Anyone charging more than $4.99 for an e-book should be ashamed of themselves. And yes, I know that three anthologies I am in are running above that price. I know the publisher of those anthologies. They are nice people. They are also dead wrong about the pricing. I can still like them and call them out for what I feel is a bad business practice.
What is even worse is a publisher charging nearly $9 for an e-book from a novel released years, sometimes even decades, before. For example, Tor is charging $8.99 for John Scalzi’s Old Man’s War, a 300-page novel released in 2005.
Seriously? This one should be $3.99 at most. Because every sale is just gravy on top of the gravy already poured on the money made off of the book over the last 13 years. Then again, Tor has been throwing around money on advances that would make Paul Manafort blush. But why should you the consumer have to pick up the tab for their poor business decision making?
No. The price of e-books are ridiculously out of whack. Most of my books – the ones that I have direct control over the pricing – run $2.99. The most expensive one you’ll find is $5.99 and that is an e-book containing ALL three Del Rio novels. So you are basically buying two books out of the series and getting the third one for free when you buy that one.
Those are fair prices, for both you the reader and me the author. I don’t expect you to pick up the tab for me to eat filet mignon and drink champagne every day. Many small publishers and Indie authors get this. They offer their e-books from as low as $0.99 on up to $4.99.
My upcoming six-book Timeless novella series will run $0.99 each for the e-books. Because they are aimed at younger readers I want them to be able to easily get them without breaking their parents’ bank accounts.
Sadly, not every publisher or author seems to care about the readers they are, in my opinion, fleecing like a flock of sheep.
For example, one Nick Mamatas – who claims to be a writer – released a new book the other day for $9.99 and promptly got taken to task by the very first reviewer to comment on his book’s Amazon page.
The reviewer made the point that the price tag for the work was well more than the reviewer considered appropriate and listed several other authors that the reviewer felt provided better content for a much fairer price.
That was it. No personal attack on the author, just a valid observation on a perceived lack of value in return for the amount spent on the product in question. Nick, reportedly, lost his shit. Wailing to the cosmos at large on his social media about how unfair this criticism was.

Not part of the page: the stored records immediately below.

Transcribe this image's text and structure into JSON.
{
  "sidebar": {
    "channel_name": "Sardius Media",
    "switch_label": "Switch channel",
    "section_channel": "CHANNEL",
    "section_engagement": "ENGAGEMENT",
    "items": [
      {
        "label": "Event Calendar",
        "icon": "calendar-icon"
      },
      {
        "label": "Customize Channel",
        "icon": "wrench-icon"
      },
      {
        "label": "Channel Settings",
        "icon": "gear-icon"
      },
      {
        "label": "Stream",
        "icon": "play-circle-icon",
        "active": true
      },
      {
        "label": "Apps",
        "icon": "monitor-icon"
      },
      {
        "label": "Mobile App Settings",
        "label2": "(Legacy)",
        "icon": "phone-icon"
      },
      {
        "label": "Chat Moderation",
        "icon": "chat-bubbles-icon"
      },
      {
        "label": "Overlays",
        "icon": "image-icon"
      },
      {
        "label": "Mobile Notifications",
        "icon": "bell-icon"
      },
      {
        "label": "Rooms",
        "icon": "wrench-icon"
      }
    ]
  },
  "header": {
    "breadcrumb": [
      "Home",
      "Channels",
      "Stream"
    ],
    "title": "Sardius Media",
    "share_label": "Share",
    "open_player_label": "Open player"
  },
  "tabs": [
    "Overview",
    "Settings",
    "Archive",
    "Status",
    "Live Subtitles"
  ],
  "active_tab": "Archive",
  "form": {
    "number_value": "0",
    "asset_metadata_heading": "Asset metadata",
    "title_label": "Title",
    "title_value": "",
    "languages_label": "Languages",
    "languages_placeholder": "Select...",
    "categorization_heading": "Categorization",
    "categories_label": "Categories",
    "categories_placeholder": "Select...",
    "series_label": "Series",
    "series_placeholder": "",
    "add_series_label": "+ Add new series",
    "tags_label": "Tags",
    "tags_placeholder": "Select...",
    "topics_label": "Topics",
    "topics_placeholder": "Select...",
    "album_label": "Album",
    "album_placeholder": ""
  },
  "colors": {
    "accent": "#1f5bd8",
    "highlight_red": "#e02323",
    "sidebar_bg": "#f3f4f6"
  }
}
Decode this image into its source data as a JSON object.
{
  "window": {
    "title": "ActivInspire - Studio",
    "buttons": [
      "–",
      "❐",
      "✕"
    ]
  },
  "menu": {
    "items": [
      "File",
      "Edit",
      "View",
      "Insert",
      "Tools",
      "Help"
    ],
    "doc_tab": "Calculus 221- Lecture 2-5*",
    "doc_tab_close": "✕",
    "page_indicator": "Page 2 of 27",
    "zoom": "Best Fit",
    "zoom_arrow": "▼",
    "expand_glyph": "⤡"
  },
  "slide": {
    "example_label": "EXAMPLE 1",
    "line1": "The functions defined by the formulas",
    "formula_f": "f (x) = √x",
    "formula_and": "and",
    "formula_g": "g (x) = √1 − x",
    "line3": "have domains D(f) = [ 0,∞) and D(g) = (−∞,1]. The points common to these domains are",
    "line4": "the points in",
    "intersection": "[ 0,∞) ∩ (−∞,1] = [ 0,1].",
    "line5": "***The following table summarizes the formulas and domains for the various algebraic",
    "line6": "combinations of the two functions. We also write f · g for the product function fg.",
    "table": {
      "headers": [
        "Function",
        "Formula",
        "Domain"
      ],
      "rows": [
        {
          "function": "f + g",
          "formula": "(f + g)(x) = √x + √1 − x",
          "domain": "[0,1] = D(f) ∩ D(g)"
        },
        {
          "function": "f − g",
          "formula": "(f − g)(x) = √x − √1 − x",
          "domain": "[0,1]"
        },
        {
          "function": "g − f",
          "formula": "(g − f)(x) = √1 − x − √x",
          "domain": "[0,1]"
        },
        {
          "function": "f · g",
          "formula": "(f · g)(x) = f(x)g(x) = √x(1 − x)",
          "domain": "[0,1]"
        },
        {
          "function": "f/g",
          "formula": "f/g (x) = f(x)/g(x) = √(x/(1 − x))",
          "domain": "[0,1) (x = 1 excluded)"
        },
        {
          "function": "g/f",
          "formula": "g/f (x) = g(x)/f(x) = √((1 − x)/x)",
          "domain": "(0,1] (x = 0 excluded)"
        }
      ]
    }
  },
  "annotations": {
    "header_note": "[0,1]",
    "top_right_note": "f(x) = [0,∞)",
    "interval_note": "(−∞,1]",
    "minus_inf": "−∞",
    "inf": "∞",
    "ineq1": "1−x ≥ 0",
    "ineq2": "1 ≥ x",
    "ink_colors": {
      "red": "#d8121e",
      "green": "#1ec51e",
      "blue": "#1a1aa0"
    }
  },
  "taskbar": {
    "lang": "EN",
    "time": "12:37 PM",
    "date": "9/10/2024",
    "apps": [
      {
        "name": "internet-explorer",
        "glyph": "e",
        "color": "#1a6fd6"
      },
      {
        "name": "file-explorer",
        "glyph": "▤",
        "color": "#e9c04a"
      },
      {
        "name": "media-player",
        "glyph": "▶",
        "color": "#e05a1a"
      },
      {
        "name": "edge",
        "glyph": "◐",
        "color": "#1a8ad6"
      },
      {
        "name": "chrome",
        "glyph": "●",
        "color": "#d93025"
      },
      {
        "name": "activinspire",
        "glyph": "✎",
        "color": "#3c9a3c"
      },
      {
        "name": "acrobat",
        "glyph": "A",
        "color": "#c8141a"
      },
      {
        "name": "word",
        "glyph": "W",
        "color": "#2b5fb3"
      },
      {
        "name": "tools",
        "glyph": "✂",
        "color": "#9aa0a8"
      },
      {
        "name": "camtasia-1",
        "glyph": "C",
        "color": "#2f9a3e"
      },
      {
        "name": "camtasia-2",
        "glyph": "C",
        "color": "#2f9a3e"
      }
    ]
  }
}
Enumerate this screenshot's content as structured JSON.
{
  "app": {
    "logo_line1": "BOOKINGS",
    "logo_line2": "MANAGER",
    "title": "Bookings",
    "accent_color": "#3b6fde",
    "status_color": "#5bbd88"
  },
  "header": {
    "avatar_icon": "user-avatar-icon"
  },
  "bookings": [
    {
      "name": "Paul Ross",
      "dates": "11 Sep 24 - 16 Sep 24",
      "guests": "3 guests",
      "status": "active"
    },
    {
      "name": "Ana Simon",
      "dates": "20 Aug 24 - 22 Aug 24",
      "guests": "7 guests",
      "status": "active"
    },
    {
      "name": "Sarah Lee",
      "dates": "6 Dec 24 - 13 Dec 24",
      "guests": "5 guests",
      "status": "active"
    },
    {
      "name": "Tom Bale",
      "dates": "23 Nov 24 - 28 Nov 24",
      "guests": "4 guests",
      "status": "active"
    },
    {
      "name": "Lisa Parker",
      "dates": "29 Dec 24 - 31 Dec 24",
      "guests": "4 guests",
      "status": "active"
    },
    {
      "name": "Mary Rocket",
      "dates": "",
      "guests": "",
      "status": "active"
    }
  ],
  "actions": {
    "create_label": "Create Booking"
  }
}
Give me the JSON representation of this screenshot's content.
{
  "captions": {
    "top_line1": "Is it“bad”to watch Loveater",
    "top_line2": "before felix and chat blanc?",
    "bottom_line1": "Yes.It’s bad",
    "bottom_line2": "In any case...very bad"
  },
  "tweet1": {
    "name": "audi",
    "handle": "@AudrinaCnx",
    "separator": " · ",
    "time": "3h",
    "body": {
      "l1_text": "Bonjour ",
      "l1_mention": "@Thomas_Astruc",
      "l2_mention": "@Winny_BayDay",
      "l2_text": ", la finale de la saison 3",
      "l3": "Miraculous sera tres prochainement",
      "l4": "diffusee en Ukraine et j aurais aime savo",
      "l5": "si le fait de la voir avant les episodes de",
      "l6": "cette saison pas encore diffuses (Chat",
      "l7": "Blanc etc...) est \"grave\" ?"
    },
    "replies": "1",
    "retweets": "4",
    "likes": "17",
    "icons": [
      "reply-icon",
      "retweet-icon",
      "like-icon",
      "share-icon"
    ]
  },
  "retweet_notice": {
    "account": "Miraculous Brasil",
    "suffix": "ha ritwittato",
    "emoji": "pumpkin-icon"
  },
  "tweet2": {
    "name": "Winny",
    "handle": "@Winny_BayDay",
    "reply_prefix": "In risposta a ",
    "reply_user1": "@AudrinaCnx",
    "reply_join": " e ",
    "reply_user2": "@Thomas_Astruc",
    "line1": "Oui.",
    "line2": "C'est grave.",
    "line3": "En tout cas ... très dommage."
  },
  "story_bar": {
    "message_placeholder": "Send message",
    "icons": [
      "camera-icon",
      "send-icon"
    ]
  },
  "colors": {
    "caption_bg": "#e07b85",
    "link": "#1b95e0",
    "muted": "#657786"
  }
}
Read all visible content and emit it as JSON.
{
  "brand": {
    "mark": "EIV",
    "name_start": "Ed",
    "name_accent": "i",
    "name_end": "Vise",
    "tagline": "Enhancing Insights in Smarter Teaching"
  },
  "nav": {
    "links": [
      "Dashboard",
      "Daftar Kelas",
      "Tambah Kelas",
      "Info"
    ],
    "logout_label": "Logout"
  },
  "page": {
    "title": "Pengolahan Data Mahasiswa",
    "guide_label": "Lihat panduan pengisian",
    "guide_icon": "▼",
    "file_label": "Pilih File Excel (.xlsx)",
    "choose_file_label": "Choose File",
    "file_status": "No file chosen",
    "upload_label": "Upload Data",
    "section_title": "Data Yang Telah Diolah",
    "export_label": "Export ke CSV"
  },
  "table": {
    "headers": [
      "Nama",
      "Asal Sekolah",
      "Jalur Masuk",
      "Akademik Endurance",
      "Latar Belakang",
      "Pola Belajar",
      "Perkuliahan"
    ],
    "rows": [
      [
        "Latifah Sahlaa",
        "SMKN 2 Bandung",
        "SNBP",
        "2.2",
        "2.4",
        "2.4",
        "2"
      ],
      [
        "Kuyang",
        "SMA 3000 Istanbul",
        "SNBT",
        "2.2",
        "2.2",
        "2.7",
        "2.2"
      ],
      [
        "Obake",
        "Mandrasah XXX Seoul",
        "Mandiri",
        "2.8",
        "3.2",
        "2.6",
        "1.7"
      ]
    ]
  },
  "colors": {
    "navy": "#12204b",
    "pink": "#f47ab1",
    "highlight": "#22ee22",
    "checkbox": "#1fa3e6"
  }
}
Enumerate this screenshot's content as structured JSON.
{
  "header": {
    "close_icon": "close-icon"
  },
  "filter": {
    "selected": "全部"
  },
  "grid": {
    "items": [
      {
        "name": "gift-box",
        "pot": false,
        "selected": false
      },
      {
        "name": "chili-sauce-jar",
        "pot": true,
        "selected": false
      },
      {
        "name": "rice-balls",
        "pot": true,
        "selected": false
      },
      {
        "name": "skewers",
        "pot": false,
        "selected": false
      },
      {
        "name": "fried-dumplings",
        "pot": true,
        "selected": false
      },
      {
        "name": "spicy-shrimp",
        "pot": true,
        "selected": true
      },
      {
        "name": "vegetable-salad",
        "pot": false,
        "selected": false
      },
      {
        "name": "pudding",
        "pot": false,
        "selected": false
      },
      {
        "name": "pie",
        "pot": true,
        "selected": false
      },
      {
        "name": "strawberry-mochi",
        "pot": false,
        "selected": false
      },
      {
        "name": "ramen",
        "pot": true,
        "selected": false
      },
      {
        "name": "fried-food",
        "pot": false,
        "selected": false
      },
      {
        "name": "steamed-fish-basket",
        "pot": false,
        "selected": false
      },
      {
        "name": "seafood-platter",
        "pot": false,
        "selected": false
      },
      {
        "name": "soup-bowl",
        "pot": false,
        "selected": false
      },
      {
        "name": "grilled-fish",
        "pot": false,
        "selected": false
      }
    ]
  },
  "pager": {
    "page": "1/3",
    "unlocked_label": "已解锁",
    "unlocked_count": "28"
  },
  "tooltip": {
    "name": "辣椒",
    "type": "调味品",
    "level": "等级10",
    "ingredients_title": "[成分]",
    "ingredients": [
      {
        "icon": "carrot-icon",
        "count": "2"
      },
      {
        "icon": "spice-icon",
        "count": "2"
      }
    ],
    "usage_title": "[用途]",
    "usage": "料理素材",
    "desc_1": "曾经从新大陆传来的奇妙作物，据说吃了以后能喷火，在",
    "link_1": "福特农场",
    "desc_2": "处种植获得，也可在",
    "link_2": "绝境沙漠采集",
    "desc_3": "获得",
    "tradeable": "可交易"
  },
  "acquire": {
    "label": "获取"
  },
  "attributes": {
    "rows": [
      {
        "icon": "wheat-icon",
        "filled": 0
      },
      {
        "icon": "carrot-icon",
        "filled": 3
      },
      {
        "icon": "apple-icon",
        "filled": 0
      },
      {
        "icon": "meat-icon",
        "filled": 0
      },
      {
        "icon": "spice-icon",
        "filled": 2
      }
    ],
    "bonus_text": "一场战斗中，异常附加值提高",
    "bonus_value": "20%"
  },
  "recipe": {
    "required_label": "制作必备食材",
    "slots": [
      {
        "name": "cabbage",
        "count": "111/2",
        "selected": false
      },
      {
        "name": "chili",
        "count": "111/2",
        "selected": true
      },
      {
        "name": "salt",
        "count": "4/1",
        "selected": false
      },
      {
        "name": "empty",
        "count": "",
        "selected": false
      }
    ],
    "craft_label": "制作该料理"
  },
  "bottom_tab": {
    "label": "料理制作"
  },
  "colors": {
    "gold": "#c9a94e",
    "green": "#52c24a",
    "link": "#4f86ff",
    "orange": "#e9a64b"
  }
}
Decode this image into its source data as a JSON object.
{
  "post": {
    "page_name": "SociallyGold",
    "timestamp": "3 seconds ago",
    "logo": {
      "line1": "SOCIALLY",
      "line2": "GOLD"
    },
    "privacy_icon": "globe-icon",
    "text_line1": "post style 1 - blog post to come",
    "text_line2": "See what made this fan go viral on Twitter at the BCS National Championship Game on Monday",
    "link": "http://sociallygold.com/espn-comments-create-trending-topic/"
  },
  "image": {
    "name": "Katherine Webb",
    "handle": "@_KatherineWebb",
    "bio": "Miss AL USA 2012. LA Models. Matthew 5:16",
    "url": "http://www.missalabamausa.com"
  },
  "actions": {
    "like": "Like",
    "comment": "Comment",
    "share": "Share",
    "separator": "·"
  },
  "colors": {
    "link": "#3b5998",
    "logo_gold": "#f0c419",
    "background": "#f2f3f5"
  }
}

First, Nick violated the first rule of reviews for authors. Never respond to the negative reviews – aside from thanks for reading it. You never look good when you attack a reviewer for giving their honest opinion – whether you feel it is justified or not.
Second, maybe Nick should have taken a second or two to consider this from the reviewer’s point of view. Maybe this person has a limited budget to devote to their book buying.
With the same $10 bucks that person just dropped on your one book, they could buy three of mine and walk away with at least a dollar ($4 if they bought the All-in-one Del Rio series e-book) in their pocket. Getting more for less is always attractive, especially when the quality of the less costly product is the superior of the two.
So the question those of you charging $9 or more for one e-book is this: Why? You don’t have to. You really don’t.
Amazon pays a royalty of 70% or roughly $6.90 for every e-book copy sold. If you are an Indie author, you’d get the full amount. A publisher like Tor gets the full amount and pays the author a percentage out of that royalty. It doesn’t take many sales for that to add up to a large chunk of cheddar.
At $2.99 each, as I am full-Indie, I get about $2 a book. And that’s just fine for me. Better yet, my readers get a great story and have some money left over. Say, to buy a coffee at Starbucks (or your local equivalent of Scooters) to sip while they are reading one of my books, perhaps?
So what do you say Nick? Tor? All of the other larger presses overcharging for something that you can’t even hold in your hand by itself? What say you all?
Let’s bring those sky-high e-book prices back down to Earth and give the readers out there more for their money. Before we price our readers out of the market.
Because without them we have nothing.